* Aim of the task
Below are some entries; report how many of their lines contain the word "Choose", giving nothing besides the number.

* Data section
=======
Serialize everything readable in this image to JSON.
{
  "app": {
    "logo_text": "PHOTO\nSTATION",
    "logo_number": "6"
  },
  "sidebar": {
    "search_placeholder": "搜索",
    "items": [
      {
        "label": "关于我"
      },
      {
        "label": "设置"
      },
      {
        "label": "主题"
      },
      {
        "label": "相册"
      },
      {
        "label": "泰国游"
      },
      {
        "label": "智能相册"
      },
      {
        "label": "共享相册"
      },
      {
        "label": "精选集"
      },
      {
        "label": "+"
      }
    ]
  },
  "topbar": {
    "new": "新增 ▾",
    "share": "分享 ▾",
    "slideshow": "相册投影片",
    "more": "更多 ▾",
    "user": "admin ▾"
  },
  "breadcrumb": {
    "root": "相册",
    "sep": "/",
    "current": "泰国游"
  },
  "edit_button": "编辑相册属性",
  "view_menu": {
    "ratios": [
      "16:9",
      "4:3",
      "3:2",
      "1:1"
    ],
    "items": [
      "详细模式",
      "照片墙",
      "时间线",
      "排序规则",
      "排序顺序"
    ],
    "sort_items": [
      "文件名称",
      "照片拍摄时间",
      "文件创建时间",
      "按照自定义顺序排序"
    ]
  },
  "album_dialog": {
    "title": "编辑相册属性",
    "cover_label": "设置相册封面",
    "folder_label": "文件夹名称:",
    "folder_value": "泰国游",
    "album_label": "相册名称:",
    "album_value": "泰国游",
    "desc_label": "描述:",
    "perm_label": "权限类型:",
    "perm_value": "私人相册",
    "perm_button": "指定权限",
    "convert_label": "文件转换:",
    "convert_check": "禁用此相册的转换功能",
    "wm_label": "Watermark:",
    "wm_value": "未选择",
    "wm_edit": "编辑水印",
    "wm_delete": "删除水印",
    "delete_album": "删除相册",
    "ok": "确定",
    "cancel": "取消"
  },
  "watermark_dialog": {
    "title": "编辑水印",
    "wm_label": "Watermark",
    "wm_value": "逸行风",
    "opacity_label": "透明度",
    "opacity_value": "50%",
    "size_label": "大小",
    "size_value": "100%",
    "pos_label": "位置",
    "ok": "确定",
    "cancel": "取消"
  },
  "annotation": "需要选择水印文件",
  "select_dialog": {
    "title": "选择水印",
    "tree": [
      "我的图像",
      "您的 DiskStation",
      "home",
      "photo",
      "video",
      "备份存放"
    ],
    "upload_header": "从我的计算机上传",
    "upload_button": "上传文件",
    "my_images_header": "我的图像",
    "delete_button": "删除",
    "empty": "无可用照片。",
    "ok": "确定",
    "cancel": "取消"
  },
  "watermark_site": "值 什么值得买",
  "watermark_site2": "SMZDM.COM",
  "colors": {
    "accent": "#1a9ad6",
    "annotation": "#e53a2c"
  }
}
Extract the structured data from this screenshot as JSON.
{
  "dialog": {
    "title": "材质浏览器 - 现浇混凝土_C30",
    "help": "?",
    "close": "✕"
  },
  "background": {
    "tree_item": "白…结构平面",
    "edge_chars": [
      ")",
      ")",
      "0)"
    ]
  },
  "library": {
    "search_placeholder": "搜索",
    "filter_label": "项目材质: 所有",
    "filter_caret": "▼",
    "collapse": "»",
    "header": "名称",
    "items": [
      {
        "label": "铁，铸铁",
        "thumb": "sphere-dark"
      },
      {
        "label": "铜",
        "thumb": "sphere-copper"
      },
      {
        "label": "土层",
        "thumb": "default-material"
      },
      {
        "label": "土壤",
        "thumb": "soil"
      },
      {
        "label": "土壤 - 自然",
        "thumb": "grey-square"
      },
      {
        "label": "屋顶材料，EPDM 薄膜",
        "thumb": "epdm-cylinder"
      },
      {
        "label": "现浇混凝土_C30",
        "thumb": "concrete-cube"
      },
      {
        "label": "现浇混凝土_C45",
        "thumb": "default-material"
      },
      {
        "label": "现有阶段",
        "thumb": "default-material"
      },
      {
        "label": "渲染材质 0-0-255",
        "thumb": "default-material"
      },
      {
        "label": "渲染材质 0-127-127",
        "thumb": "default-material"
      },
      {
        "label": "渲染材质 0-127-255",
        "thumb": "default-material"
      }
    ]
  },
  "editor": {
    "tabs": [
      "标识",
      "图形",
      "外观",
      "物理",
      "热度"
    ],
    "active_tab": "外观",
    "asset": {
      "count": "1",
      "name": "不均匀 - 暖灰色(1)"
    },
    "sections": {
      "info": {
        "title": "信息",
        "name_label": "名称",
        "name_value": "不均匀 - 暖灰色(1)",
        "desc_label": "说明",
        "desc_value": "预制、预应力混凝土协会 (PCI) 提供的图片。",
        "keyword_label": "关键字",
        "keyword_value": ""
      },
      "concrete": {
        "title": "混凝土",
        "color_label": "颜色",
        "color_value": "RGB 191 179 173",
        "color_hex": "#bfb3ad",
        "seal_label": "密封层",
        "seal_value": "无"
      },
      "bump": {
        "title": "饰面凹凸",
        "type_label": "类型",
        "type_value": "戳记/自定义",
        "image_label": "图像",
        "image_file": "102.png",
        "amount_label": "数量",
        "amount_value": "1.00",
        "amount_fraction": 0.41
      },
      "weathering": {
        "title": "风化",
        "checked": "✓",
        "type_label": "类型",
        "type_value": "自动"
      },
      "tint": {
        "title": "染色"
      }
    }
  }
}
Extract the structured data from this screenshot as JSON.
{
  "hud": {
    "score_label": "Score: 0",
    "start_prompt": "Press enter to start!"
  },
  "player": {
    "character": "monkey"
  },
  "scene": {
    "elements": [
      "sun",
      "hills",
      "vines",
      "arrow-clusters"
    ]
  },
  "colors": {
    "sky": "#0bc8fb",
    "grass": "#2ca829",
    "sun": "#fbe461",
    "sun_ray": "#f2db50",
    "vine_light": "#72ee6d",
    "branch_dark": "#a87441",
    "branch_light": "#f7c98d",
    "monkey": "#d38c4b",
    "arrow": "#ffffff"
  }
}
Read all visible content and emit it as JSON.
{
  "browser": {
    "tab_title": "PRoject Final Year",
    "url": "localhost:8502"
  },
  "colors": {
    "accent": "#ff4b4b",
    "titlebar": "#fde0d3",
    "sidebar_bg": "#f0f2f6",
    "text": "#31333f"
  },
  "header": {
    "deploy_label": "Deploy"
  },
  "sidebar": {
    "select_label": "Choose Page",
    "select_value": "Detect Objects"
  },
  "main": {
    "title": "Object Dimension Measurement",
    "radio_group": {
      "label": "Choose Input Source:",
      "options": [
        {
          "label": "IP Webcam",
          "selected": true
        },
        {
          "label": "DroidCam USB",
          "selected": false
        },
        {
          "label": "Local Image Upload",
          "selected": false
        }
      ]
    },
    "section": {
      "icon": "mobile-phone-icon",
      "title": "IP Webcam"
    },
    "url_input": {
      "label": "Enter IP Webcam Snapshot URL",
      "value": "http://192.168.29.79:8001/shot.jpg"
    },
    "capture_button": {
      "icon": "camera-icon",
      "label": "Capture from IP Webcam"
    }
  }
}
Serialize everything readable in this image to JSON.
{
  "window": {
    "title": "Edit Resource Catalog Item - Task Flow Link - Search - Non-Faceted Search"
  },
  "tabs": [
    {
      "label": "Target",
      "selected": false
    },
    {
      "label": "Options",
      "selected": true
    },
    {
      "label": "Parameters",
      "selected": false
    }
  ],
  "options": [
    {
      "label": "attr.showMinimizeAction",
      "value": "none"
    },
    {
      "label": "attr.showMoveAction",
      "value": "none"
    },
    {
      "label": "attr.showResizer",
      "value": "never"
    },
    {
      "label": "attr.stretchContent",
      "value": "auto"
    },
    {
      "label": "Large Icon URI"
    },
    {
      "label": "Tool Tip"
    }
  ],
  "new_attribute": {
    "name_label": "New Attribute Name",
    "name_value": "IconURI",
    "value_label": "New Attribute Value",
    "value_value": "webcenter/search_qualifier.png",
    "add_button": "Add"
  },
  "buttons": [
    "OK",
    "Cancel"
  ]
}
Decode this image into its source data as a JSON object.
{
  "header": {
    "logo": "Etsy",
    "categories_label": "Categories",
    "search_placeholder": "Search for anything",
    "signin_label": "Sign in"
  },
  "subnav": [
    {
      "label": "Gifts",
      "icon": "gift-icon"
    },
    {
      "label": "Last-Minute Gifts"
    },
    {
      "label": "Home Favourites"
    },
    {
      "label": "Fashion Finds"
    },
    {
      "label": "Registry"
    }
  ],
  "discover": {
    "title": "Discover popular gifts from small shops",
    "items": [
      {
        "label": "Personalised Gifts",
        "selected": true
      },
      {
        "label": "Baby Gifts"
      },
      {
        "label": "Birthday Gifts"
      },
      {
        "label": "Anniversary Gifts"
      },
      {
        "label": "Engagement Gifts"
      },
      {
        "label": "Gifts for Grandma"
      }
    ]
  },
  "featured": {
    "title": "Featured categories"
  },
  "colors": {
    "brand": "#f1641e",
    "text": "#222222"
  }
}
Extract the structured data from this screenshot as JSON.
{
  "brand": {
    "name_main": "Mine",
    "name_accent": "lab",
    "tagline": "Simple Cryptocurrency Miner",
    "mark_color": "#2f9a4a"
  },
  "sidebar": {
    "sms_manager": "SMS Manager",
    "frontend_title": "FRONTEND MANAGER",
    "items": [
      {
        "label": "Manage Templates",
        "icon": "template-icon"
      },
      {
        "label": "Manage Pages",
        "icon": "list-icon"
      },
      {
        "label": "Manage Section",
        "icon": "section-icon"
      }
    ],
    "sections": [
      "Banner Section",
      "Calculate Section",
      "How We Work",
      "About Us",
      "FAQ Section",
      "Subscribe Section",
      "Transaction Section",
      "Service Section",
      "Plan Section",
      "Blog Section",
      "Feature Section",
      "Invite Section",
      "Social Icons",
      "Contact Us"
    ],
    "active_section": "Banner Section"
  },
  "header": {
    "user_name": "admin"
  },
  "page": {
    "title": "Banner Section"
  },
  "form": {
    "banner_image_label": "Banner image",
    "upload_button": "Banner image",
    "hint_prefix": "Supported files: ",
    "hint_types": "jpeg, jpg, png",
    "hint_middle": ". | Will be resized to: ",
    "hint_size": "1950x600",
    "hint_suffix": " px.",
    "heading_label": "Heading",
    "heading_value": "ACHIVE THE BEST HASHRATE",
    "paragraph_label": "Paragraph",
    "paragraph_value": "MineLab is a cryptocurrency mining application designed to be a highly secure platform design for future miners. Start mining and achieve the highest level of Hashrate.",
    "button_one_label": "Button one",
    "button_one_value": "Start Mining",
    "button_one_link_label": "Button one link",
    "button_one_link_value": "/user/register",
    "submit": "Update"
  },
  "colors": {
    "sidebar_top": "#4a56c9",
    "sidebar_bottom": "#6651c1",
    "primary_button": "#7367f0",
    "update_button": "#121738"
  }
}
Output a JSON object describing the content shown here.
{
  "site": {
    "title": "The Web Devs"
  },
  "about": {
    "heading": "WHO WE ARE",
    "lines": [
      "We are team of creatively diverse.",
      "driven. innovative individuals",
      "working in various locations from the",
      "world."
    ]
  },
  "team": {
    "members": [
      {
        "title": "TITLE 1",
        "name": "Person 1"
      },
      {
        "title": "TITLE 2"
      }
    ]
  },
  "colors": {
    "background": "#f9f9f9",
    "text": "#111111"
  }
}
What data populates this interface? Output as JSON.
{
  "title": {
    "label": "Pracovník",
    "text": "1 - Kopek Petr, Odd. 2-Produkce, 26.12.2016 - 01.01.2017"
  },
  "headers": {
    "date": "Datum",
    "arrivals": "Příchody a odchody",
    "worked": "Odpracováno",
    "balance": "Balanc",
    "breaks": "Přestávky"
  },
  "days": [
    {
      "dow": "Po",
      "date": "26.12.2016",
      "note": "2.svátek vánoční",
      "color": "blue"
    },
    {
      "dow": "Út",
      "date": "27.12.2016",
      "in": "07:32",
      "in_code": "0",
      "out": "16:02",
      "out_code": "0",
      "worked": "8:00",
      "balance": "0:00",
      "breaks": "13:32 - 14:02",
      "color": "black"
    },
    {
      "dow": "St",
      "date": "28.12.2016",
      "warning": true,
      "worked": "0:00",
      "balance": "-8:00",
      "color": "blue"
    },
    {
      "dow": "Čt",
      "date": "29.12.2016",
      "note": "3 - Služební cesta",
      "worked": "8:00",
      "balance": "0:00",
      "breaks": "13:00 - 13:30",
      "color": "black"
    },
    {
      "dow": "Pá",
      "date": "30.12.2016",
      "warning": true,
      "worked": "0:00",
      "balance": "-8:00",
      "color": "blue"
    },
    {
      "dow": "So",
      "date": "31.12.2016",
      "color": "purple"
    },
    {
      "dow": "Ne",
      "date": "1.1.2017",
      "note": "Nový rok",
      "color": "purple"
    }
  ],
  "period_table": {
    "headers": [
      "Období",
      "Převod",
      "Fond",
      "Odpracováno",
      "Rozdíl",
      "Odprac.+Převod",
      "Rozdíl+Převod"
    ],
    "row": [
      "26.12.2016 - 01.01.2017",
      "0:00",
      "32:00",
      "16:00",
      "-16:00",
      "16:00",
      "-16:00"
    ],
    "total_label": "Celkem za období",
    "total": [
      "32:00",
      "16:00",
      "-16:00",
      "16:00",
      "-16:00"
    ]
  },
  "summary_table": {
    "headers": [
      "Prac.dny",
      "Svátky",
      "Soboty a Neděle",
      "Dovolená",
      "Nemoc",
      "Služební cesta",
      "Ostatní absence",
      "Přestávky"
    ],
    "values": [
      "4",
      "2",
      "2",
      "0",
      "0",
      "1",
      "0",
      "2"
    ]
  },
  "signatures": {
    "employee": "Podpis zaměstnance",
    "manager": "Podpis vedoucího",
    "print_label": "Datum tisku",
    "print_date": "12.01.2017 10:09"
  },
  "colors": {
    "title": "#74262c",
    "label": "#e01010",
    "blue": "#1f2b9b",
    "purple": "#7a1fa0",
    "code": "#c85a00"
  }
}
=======
* Written response
2